### Task objective
Your job is to return every line of the listing holding the string "number".

+---+

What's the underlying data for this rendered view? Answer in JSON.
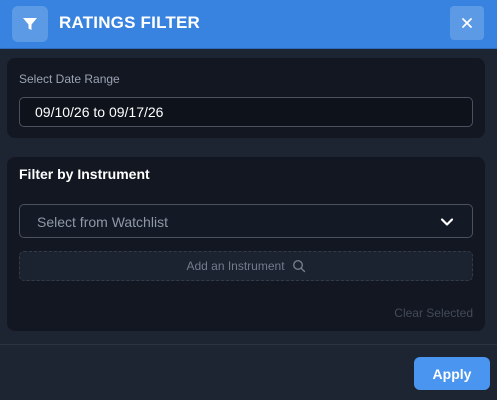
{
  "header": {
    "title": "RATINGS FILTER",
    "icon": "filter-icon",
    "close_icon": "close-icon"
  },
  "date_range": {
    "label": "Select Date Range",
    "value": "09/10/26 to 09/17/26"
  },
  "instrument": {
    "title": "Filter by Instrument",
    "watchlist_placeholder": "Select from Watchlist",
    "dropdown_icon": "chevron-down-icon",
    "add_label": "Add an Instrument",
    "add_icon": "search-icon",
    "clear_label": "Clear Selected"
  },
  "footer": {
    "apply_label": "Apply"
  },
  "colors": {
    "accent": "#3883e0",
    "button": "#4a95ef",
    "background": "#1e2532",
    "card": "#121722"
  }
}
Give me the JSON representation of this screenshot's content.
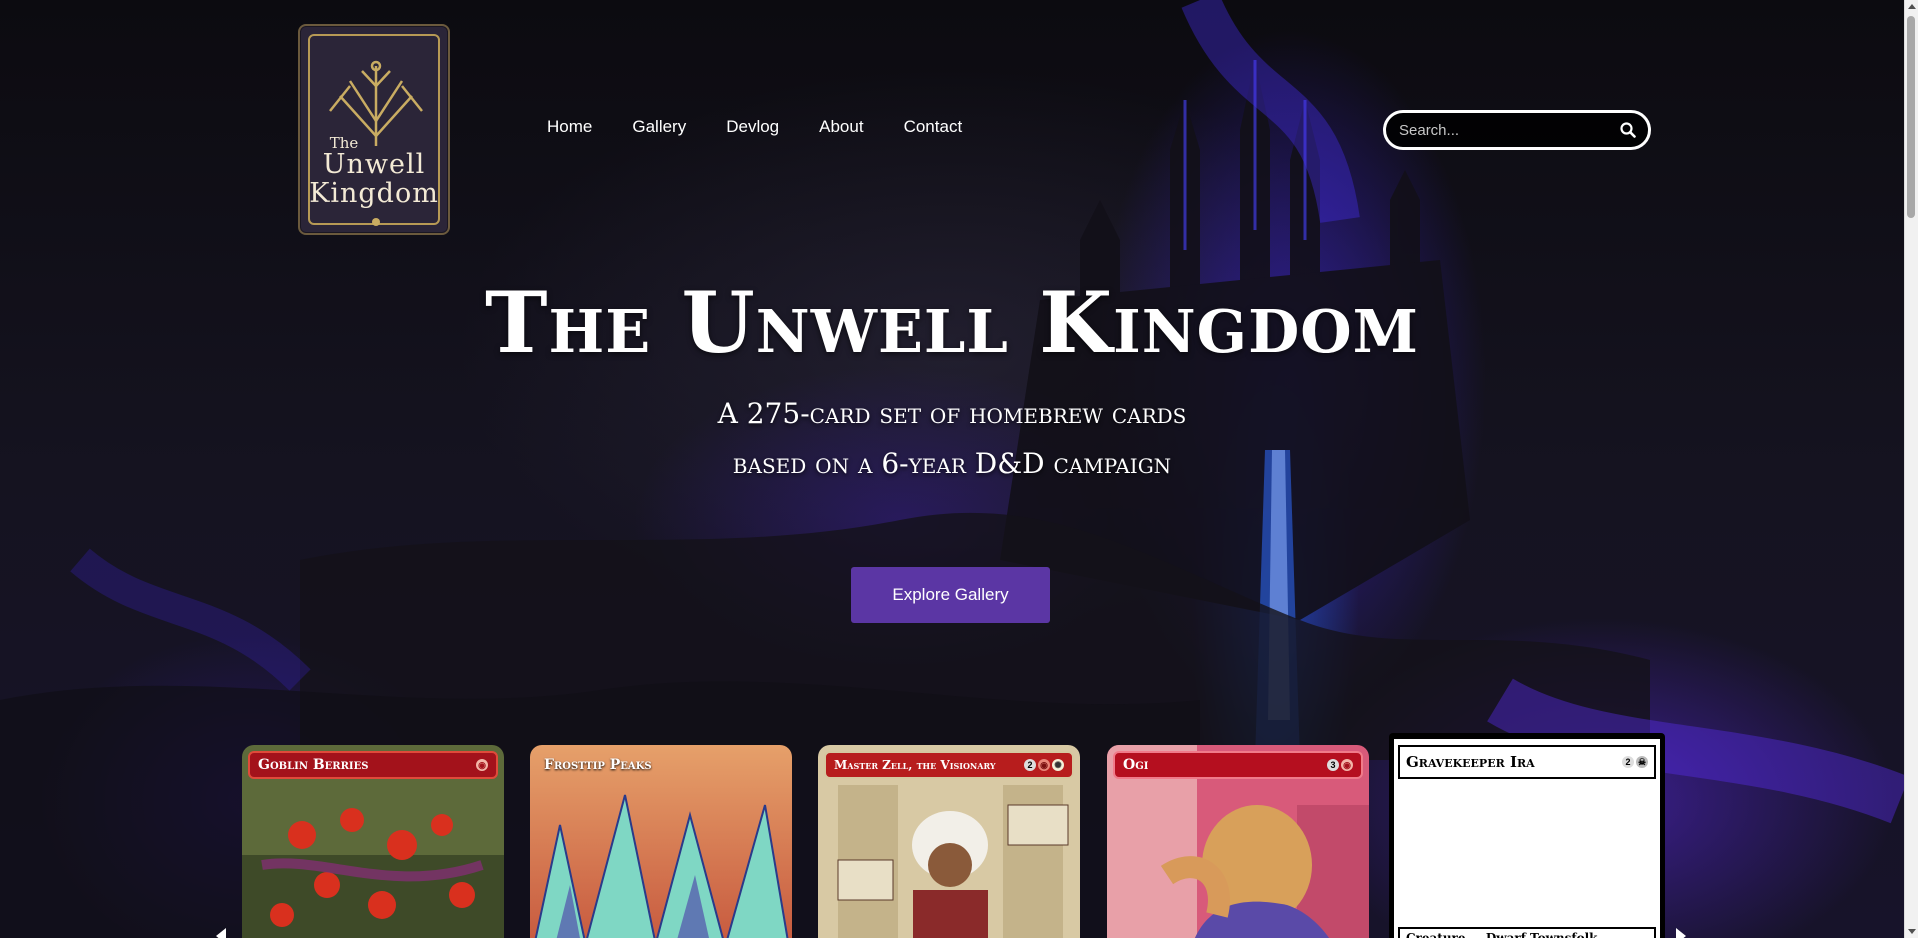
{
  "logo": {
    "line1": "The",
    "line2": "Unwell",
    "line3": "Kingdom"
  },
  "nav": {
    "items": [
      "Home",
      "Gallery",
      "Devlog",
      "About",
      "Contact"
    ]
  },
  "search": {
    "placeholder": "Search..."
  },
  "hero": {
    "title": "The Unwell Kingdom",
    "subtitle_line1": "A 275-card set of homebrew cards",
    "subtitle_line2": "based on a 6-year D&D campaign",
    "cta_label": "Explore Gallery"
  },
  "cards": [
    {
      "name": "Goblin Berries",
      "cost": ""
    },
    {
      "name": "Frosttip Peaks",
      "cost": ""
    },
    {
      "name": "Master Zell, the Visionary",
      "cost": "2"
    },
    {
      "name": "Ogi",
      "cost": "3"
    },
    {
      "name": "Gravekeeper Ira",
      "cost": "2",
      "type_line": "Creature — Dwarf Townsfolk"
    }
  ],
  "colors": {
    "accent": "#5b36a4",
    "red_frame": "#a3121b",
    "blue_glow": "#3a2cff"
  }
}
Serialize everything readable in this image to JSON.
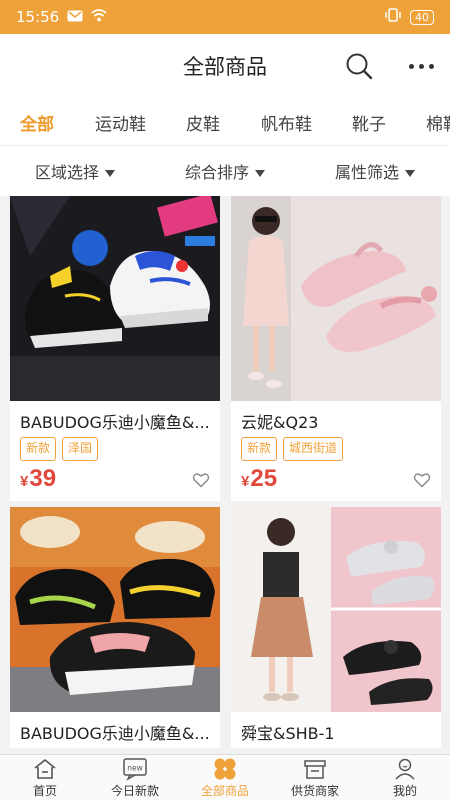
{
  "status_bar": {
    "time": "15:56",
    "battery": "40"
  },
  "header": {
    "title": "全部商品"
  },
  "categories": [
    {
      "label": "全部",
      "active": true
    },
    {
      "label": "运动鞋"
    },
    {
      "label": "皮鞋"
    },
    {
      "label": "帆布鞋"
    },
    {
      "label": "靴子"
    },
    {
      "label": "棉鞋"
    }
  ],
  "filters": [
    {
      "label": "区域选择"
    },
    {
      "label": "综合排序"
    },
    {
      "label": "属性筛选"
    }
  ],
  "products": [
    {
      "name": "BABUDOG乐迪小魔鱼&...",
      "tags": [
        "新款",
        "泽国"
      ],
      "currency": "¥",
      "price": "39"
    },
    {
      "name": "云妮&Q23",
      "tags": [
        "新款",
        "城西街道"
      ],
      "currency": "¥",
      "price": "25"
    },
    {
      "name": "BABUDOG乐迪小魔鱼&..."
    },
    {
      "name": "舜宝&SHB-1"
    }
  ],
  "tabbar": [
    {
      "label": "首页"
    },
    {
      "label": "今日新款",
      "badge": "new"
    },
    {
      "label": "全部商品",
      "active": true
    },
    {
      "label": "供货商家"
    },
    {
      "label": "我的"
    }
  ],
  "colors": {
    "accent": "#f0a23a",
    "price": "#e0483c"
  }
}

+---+

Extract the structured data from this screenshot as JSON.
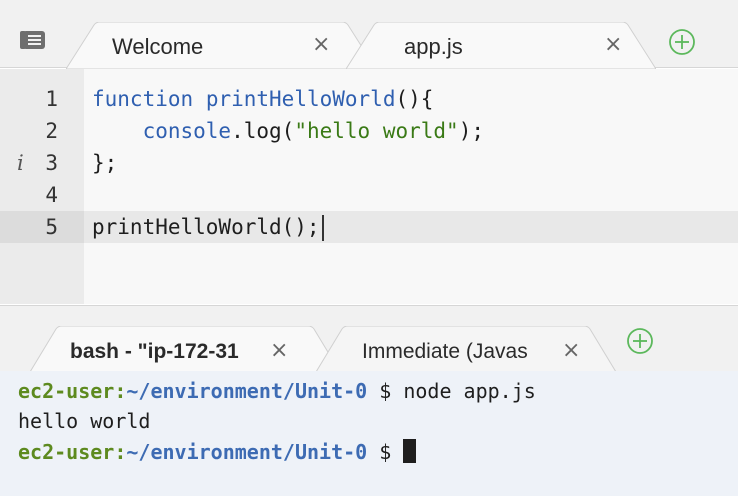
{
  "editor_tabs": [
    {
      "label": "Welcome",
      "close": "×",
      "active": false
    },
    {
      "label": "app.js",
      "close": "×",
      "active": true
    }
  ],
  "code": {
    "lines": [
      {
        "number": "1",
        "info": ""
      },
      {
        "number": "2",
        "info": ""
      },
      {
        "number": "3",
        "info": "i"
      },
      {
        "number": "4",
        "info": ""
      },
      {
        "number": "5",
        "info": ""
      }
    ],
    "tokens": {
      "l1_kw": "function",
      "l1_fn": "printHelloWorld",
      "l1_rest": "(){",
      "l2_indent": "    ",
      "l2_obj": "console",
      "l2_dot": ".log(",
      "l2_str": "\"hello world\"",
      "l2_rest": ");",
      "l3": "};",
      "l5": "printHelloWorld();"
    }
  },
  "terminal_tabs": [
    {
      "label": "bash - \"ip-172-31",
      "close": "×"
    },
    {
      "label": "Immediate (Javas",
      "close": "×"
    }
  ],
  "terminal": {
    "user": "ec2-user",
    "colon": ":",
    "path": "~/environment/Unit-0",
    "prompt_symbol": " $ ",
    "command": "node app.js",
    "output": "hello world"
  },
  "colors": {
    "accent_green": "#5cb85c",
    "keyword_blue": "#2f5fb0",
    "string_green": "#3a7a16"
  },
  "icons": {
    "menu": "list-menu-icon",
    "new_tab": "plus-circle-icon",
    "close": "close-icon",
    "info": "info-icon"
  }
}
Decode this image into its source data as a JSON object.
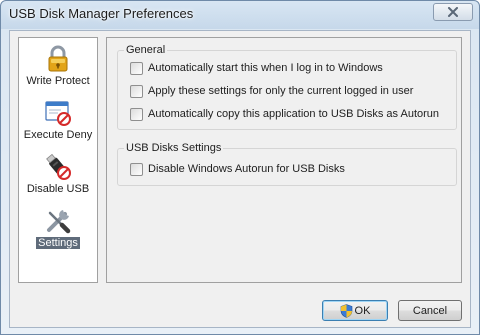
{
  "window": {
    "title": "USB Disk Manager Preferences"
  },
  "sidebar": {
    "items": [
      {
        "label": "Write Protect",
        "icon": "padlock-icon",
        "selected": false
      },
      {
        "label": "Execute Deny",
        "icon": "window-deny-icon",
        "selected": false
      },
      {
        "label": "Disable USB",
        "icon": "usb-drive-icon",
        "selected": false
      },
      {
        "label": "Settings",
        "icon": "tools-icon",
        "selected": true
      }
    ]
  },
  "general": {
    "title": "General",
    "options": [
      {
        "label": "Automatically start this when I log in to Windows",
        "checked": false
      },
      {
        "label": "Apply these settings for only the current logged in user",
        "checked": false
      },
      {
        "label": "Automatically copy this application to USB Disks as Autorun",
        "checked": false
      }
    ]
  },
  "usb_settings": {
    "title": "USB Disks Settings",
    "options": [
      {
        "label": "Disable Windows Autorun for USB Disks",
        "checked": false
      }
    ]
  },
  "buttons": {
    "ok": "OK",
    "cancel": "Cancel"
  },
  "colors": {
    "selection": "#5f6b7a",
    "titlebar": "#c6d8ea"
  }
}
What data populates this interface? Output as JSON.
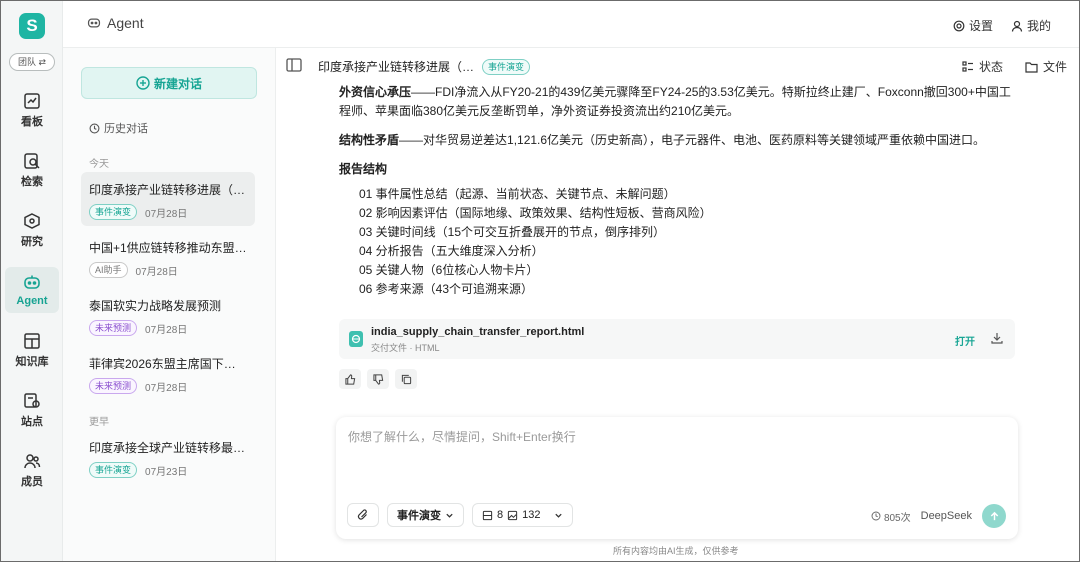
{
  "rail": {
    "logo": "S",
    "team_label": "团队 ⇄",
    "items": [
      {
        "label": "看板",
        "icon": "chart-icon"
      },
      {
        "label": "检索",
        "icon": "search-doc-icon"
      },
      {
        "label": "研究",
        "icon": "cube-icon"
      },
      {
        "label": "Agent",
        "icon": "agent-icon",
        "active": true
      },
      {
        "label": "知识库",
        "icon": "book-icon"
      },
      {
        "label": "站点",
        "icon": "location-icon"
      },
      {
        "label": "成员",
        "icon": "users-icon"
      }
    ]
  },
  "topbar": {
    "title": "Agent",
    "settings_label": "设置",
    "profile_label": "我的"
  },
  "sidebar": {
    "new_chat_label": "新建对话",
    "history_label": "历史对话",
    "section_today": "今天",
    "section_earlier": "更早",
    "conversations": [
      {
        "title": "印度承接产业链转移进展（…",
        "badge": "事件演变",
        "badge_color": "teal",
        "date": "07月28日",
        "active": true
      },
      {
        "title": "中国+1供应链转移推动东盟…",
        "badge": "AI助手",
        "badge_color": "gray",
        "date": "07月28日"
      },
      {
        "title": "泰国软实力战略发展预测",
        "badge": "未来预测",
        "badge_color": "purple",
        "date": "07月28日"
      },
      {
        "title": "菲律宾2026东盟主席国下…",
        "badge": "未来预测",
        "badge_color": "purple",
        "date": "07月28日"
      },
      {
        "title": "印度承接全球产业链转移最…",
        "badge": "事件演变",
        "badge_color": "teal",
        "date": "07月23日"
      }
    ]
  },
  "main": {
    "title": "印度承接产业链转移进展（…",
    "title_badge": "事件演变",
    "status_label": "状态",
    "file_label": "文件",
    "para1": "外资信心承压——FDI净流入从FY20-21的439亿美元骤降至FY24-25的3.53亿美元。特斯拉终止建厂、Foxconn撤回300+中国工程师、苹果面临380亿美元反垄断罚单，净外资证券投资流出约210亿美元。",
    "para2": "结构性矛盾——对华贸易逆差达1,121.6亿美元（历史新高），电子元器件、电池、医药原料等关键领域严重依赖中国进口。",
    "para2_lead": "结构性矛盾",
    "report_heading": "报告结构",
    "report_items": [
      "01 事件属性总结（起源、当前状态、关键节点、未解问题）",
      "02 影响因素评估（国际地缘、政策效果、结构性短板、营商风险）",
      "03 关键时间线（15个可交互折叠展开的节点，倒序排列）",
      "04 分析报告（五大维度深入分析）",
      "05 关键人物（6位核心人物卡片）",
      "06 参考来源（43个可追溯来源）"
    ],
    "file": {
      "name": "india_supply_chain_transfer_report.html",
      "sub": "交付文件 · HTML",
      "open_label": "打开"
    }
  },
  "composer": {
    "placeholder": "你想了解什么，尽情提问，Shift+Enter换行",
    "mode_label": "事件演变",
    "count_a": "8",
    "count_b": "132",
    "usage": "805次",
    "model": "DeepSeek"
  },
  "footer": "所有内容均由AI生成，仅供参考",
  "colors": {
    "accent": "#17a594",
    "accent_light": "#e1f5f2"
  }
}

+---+

### Response area
        "number": "1",
        "number": "2",
        "number": "3",
        "number": "4",
        "number": "5",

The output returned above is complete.